■ Stored data:

----------

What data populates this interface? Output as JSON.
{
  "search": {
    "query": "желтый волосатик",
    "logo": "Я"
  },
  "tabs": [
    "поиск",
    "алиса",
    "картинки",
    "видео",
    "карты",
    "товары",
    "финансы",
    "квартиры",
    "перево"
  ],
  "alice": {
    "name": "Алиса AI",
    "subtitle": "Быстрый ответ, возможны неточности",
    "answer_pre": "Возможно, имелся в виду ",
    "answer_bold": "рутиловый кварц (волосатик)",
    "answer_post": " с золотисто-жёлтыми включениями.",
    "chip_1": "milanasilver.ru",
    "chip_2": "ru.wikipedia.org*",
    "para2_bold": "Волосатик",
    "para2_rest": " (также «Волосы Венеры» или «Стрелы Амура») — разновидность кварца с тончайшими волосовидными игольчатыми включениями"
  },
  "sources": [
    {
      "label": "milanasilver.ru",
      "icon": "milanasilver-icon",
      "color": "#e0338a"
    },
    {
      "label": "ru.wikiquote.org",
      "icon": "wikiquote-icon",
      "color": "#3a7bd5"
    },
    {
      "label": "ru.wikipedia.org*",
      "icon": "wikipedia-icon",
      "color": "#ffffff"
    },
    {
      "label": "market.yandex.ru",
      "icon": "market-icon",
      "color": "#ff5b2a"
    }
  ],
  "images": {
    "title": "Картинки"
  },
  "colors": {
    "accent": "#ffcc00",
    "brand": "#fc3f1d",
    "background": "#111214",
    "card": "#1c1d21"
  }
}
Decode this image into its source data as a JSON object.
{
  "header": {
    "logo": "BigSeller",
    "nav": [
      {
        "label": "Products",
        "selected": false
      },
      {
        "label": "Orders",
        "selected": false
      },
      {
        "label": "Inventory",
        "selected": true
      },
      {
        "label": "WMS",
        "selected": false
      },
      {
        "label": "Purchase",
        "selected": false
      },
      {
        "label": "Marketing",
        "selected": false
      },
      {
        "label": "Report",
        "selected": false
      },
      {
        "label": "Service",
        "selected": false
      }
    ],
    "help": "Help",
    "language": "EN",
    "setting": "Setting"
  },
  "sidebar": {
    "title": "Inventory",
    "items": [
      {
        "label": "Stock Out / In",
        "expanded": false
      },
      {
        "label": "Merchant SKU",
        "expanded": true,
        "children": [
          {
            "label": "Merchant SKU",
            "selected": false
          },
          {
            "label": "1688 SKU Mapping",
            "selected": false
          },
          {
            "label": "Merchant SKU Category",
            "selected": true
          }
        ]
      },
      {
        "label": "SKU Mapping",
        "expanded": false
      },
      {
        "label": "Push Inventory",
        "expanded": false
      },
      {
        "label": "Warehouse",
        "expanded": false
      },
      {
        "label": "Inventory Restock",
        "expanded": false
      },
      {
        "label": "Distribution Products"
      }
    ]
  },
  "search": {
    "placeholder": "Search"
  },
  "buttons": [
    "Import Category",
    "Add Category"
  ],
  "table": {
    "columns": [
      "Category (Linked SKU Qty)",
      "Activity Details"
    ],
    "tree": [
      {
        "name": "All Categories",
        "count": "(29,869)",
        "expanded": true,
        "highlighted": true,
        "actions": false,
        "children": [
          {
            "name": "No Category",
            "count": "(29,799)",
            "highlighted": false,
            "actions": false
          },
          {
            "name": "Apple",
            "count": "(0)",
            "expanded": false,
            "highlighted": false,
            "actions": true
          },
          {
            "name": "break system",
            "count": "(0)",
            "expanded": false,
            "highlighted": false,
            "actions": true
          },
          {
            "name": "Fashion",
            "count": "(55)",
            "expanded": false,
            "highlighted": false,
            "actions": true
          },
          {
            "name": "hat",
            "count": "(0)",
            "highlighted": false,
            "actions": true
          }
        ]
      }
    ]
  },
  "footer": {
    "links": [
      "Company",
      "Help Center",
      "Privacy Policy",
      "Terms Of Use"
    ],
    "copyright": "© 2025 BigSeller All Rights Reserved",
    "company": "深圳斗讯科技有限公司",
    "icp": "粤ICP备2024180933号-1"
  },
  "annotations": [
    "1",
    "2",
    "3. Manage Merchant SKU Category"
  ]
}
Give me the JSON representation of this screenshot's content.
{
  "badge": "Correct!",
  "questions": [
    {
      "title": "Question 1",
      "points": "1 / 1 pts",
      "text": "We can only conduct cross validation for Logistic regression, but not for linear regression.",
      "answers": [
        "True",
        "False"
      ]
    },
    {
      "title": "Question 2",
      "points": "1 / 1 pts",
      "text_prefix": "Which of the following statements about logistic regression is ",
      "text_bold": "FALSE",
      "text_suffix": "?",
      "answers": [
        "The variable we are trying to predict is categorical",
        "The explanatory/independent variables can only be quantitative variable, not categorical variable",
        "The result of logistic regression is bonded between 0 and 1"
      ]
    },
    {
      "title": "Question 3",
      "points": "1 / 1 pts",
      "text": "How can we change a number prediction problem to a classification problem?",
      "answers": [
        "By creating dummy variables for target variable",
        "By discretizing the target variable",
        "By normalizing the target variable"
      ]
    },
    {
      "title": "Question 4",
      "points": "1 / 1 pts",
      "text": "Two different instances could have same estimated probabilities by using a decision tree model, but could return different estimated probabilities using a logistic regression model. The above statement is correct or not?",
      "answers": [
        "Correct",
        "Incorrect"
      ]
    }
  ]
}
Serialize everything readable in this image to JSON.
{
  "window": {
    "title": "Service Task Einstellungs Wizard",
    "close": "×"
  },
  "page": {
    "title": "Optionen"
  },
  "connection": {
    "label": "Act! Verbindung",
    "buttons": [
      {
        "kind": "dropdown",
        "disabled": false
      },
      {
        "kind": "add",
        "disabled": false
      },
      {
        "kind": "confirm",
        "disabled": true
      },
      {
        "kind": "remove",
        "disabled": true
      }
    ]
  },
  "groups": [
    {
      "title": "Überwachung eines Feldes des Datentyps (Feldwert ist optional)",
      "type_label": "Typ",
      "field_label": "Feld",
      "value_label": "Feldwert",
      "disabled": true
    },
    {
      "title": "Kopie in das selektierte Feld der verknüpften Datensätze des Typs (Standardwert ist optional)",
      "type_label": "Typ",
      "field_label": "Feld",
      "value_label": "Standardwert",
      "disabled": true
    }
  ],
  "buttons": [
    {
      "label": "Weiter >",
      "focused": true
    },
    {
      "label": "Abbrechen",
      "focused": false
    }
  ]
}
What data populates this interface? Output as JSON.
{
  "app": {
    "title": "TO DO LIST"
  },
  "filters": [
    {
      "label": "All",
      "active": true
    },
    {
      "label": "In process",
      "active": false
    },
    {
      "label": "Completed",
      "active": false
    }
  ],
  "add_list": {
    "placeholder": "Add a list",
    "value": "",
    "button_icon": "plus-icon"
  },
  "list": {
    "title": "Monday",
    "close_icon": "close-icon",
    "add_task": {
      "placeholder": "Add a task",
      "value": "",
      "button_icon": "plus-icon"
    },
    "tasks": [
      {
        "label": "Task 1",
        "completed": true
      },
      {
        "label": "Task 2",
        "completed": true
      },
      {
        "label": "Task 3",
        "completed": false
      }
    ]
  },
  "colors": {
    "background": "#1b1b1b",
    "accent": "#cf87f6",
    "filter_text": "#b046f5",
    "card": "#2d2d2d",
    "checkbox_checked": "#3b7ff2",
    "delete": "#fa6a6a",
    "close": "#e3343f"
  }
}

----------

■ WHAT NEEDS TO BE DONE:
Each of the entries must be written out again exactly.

■ ANSWER FOR THIS EXERCISE:
What data populates this interface? Output as JSON.
{
  "search": {
    "query": "желтый волосатик",
    "logo": "Я"
  },
  "tabs": [
    "поиск",
    "алиса",
    "картинки",
    "видео",
    "карты",
    "товары",
    "финансы",
    "квартиры",
    "перево"
  ],
  "alice": {
    "name": "Алиса AI",
    "subtitle": "Быстрый ответ, возможны неточности",
    "answer_pre": "Возможно, имелся в виду ",
    "answer_bold": "рутиловый кварц (волосатик)",
    "answer_post": " с золотисто-жёлтыми включениями.",
    "chip_1": "milanasilver.ru",
    "chip_2": "ru.wikipedia.org*",
    "para2_bold": "Волосатик",
    "para2_rest": " (также «Волосы Венеры» или «Стрелы Амура») — разновидность кварца с тончайшими волосовидными игольчатыми включениями"
  },
  "sources": [
    {
      "label": "milanasilver.ru",
      "icon": "milanasilver-icon",
      "color": "#e0338a"
    },
    {
      "label": "ru.wikiquote.org",
      "icon": "wikiquote-icon",
      "color": "#3a7bd5"
    },
    {
      "label": "ru.wikipedia.org*",
      "icon": "wikipedia-icon",
      "color": "#ffffff"
    },
    {
      "label": "market.yandex.ru",
      "icon": "market-icon",
      "color": "#ff5b2a"
    }
  ],
  "images": {
    "title": "Картинки"
  },
  "colors": {
    "accent": "#ffcc00",
    "brand": "#fc3f1d",
    "background": "#111214",
    "card": "#1c1d21"
  }
}
Decode this image into its source data as a JSON object.
{
  "header": {
    "logo": "BigSeller",
    "nav": [
      {
        "label": "Products",
        "selected": false
      },
      {
        "label": "Orders",
        "selected": false
      },
      {
        "label": "Inventory",
        "selected": true
      },
      {
        "label": "WMS",
        "selected": false
      },
      {
        "label": "Purchase",
        "selected": false
      },
      {
        "label": "Marketing",
        "selected": false
      },
      {
        "label": "Report",
        "selected": false
      },
      {
        "label": "Service",
        "selected": false
      }
    ],
    "help": "Help",
    "language": "EN",
    "setting": "Setting"
  },
  "sidebar": {
    "title": "Inventory",
    "items": [
      {
        "label": "Stock Out / In",
        "expanded": false
      },
      {
        "label": "Merchant SKU",
        "expanded": true,
        "children": [
          {
            "label": "Merchant SKU",
            "selected": false
          },
          {
            "label": "1688 SKU Mapping",
            "selected": false
          },
          {
            "label": "Merchant SKU Category",
            "selected": true
          }
        ]
      },
      {
        "label": "SKU Mapping",
        "expanded": false
      },
      {
        "label": "Push Inventory",
        "expanded": false
      },
      {
        "label": "Warehouse",
        "expanded": false
      },
      {
        "label": "Inventory Restock",
        "expanded": false
      },
      {
        "label": "Distribution Products"
      }
    ]
  },
  "search": {
    "placeholder": "Search"
  },
  "buttons": [
    "Import Category",
    "Add Category"
  ],
  "table": {
    "columns": [
      "Category (Linked SKU Qty)",
      "Activity Details"
    ],
    "tree": [
      {
        "name": "All Categories",
        "count": "(29,869)",
        "expanded": true,
        "highlighted": true,
        "actions": false,
        "children": [
          {
            "name": "No Category",
            "count": "(29,799)",
            "highlighted": false,
            "actions": false
          },
          {
            "name": "Apple",
            "count": "(0)",
            "expanded": false,
            "highlighted": false,
            "actions": true
          },
          {
            "name": "break system",
            "count": "(0)",
            "expanded": false,
            "highlighted": false,
            "actions": true
          },
          {
            "name": "Fashion",
            "count": "(55)",
            "expanded": false,
            "highlighted": false,
            "actions": true
          },
          {
            "name": "hat",
            "count": "(0)",
            "highlighted": false,
            "actions": true
          }
        ]
      }
    ]
  },
  "footer": {
    "links": [
      "Company",
      "Help Center",
      "Privacy Policy",
      "Terms Of Use"
    ],
    "copyright": "© 2025 BigSeller All Rights Reserved",
    "company": "深圳斗讯科技有限公司",
    "icp": "粤ICP备2024180933号-1"
  },
  "annotations": [
    "1",
    "2",
    "3. Manage Merchant SKU Category"
  ]
}
Give me the JSON representation of this screenshot's content.
{
  "badge": "Correct!",
  "questions": [
    {
      "title": "Question 1",
      "points": "1 / 1 pts",
      "text": "We can only conduct cross validation for Logistic regression, but not for linear regression.",
      "answers": [
        "True",
        "False"
      ]
    },
    {
      "title": "Question 2",
      "points": "1 / 1 pts",
      "text_prefix": "Which of the following statements about logistic regression is ",
      "text_bold": "FALSE",
      "text_suffix": "?",
      "answers": [
        "The variable we are trying to predict is categorical",
        "The explanatory/independent variables can only be quantitative variable, not categorical variable",
        "The result of logistic regression is bonded between 0 and 1"
      ]
    },
    {
      "title": "Question 3",
      "points": "1 / 1 pts",
      "text": "How can we change a number prediction problem to a classification problem?",
      "answers": [
        "By creating dummy variables for target variable",
        "By discretizing the target variable",
        "By normalizing the target variable"
      ]
    },
    {
      "title": "Question 4",
      "points": "1 / 1 pts",
      "text": "Two different instances could have same estimated probabilities by using a decision tree model, but could return different estimated probabilities using a logistic regression model. The above statement is correct or not?",
      "answers": [
        "Correct",
        "Incorrect"
      ]
    }
  ]
}
Serialize everything readable in this image to JSON.
{
  "window": {
    "title": "Service Task Einstellungs Wizard",
    "close": "×"
  },
  "page": {
    "title": "Optionen"
  },
  "connection": {
    "label": "Act! Verbindung",
    "buttons": [
      {
        "kind": "dropdown",
        "disabled": false
      },
      {
        "kind": "add",
        "disabled": false
      },
      {
        "kind": "confirm",
        "disabled": true
      },
      {
        "kind": "remove",
        "disabled": true
      }
    ]
  },
  "groups": [
    {
      "title": "Überwachung eines Feldes des Datentyps (Feldwert ist optional)",
      "type_label": "Typ",
      "field_label": "Feld",
      "value_label": "Feldwert",
      "disabled": true
    },
    {
      "title": "Kopie in das selektierte Feld der verknüpften Datensätze des Typs (Standardwert ist optional)",
      "type_label": "Typ",
      "field_label": "Feld",
      "value_label": "Standardwert",
      "disabled": true
    }
  ],
  "buttons": [
    {
      "label": "Weiter >",
      "focused": true
    },
    {
      "label": "Abbrechen",
      "focused": false
    }
  ]
}
What data populates this interface? Output as JSON.
{
  "app": {
    "title": "TO DO LIST"
  },
  "filters": [
    {
      "label": "All",
      "active": true
    },
    {
      "label": "In process",
      "active": false
    },
    {
      "label": "Completed",
      "active": false
    }
  ],
  "add_list": {
    "placeholder": "Add a list",
    "value": "",
    "button_icon": "plus-icon"
  },
  "list": {
    "title": "Monday",
    "close_icon": "close-icon",
    "add_task": {
      "placeholder": "Add a task",
      "value": "",
      "button_icon": "plus-icon"
    },
    "tasks": [
      {
        "label": "Task 1",
        "completed": true
      },
      {
        "label": "Task 2",
        "completed": true
      },
      {
        "label": "Task 3",
        "completed": false
      }
    ]
  },
  "colors": {
    "background": "#1b1b1b",
    "accent": "#cf87f6",
    "filter_text": "#b046f5",
    "card": "#2d2d2d",
    "checkbox_checked": "#3b7ff2",
    "delete": "#fa6a6a",
    "close": "#e3343f"
  }
}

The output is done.